Pay-TV operators are much more protective of their user experience branding than mobile operators, and only the most maverick (e.g., Free in France) have shown any willingness to open up their platforms—they still favor the traditional ‘walled garden’ model. While such operators will use Android’s capabilities to implement what they can comfortably control, and enjoy the benefits of reduced STB qualification costs thanks to the uniform software platform, they will be very hesitant to let Google or any other entity co-opt the branding of the TV experience itself.
Android is likely to help enable the launch of low-cost IP-video/Web-server-based VoD rollouts by smaller IPTV and cable operators. However, its wider value in the pay-TV STB market will come down to its technical merits as a standardized Linux build—with the brand (and thereby Google’s association with the services offered) kept ‘under the hood’.
One thing that could add a great deal of value for Android in pay-TV is the ability to emulate Java-for-TV, the Open Cable Application Platform (OCAP), Europe’s Multimedia Home Platform (MHP), Globally Executable MHP, BD Java, Ginga) in the Dalvik VM. Dalvik VM environments that mirror the various GEM flavors should be a priority for this ecosystem. A royalty-free OCAP stack will give Android a unique value proposition for the lucrative U.S. cable market, and the other GEM flavors would be very valuable in Korea, Italy and Brazil.
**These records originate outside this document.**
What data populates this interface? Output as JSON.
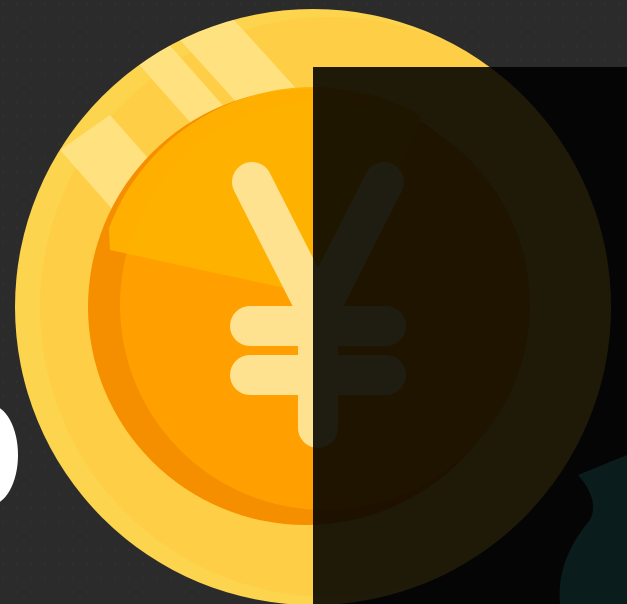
{
  "scene": {
    "subject": "yen-coin",
    "colors": {
      "chalkboard": "#2b2b2b",
      "coin_outer": "#FDD44D",
      "coin_inner": "#FFA000",
      "coin_inner_shadow": "#F58F00",
      "coin_inner_highlight": "#FFB300",
      "coin_glint": "#FFE48A",
      "yen_symbol": "#FFE28F",
      "dark_overlay": "#000000",
      "cyan_shape": "#5EE1EC",
      "white_shape": "#FFFFFF"
    }
  }
}
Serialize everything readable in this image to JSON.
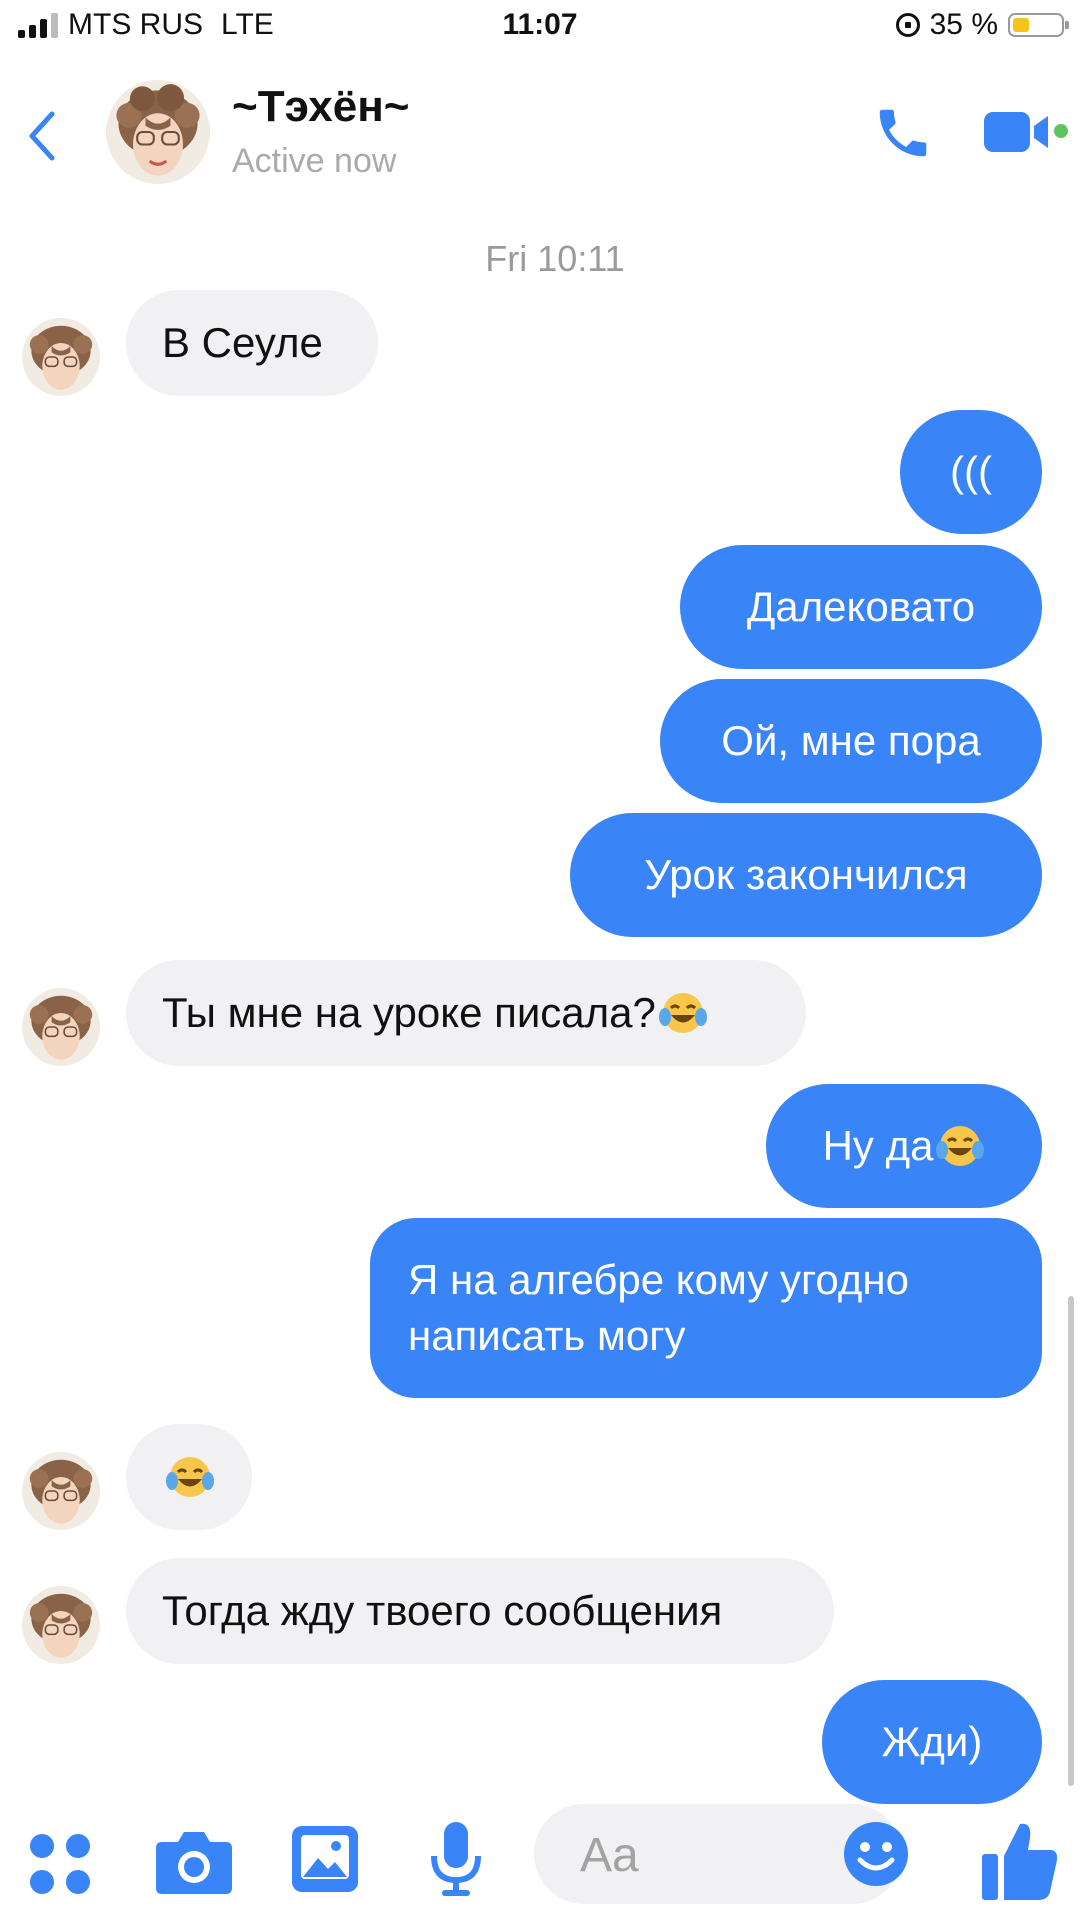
{
  "status": {
    "carrier": "MTS RUS",
    "network": "LTE",
    "time": "11:07",
    "battery_text": "35 %",
    "battery_level": 0.35
  },
  "header": {
    "contact_name": "~Тэхён~",
    "presence": "Active now",
    "icons": [
      "back-chevron-icon",
      "phone-icon",
      "video-camera-icon"
    ],
    "accent": "#3984f6"
  },
  "thread": {
    "date_separator": "Fri 10:11",
    "messages": [
      {
        "from": "them",
        "text": "В Сеуле"
      },
      {
        "from": "me",
        "text": "((("
      },
      {
        "from": "me",
        "text": "Далековато"
      },
      {
        "from": "me",
        "text": "Ой, мне пора"
      },
      {
        "from": "me",
        "text": "Урок закончился"
      },
      {
        "from": "them",
        "text": "Ты мне на уроке писала?",
        "emoji": "tears-of-joy"
      },
      {
        "from": "me",
        "text": "Ну да",
        "emoji": "tears-of-joy"
      },
      {
        "from": "me",
        "text": "Я на алгебре кому угодно написать могу"
      },
      {
        "from": "them",
        "text": "",
        "emoji": "tears-of-joy"
      },
      {
        "from": "them",
        "text": "Тогда жду твоего сообщения"
      },
      {
        "from": "me",
        "text": "Жди)"
      }
    ]
  },
  "composer": {
    "placeholder": "Aa",
    "icons": [
      "apps-grid-icon",
      "camera-icon",
      "gallery-icon",
      "microphone-icon",
      "smiley-icon",
      "thumbs-up-icon"
    ]
  },
  "colors": {
    "outgoing_bubble": "#3984f6",
    "incoming_bubble": "#f1f1f3"
  }
}
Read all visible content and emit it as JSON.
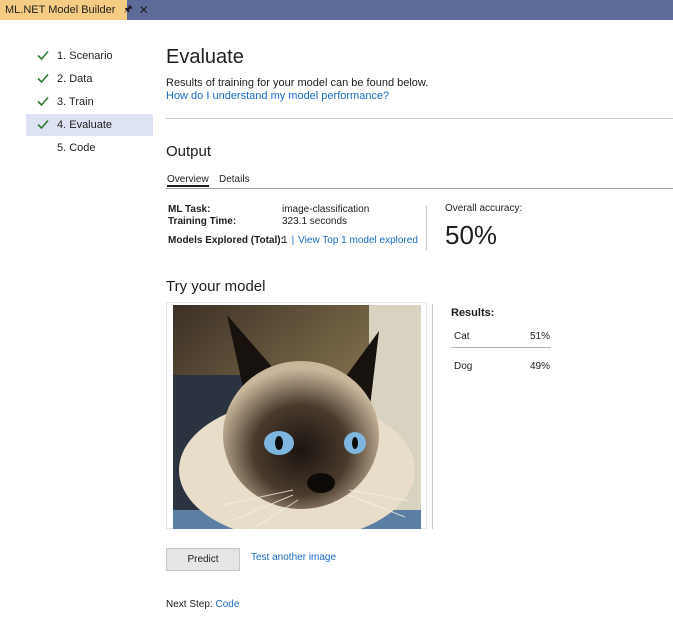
{
  "window": {
    "tab_title": "ML.NET Model Builder",
    "pin_icon": "pin-icon",
    "close_icon": "close-icon"
  },
  "sidebar": {
    "items": [
      {
        "label": "1. Scenario",
        "completed": true,
        "selected": false
      },
      {
        "label": "2. Data",
        "completed": true,
        "selected": false
      },
      {
        "label": "3. Train",
        "completed": true,
        "selected": false
      },
      {
        "label": "4. Evaluate",
        "completed": true,
        "selected": true
      },
      {
        "label": "5. Code",
        "completed": false,
        "selected": false
      }
    ]
  },
  "main": {
    "title": "Evaluate",
    "description": "Results of training for your model can be found below.",
    "help_link": "How do I understand my model performance?",
    "output": {
      "heading": "Output",
      "tabs": [
        "Overview",
        "Details"
      ],
      "active_tab": "Overview",
      "ml_task_label": "ML Task:",
      "ml_task_value": "image-classification",
      "training_time_label": "Training Time:",
      "training_time_value": "323.1 seconds",
      "models_explored_label": "Models Explored (Total):",
      "models_explored_value": "1",
      "models_separator": "|",
      "view_models_link": "View Top 1 model explored",
      "accuracy_label": "Overall accuracy:",
      "accuracy_value": "50%"
    },
    "try_model": {
      "heading": "Try your model",
      "results_title": "Results:",
      "results": [
        {
          "label": "Cat",
          "value": "51%"
        },
        {
          "label": "Dog",
          "value": "49%"
        }
      ],
      "predict_button": "Predict",
      "test_another_link": "Test another image"
    },
    "next_step": {
      "label": "Next Step:",
      "link": "Code"
    }
  },
  "colors": {
    "titlebar": "#5d6b99",
    "active_tab": "#f5cc84",
    "check": "#2e7d32",
    "selected_nav": "#dde3f5",
    "link": "#1a6bc4"
  }
}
Finally, a word of caution. Fragmentation could kill Android in the STB space—especially as the standard Google builds of Android must be modified. The Open Embedded Software Foundation lacks the means on its own to prevent fragmentation, leaving the task to MIPS and ARM—both of whom are working hard to create and maintain standardized builds for each environment. However, without some willingness on the part of Google to at least tacitly acknowledge the importance of the STB market by creating a build for it that runs without modification, box makers could simply go back to the chip-specific Linux builds they have been using. Froyo, the platform’s next version, is rumored to meet this need, but that has yet to be confirmed.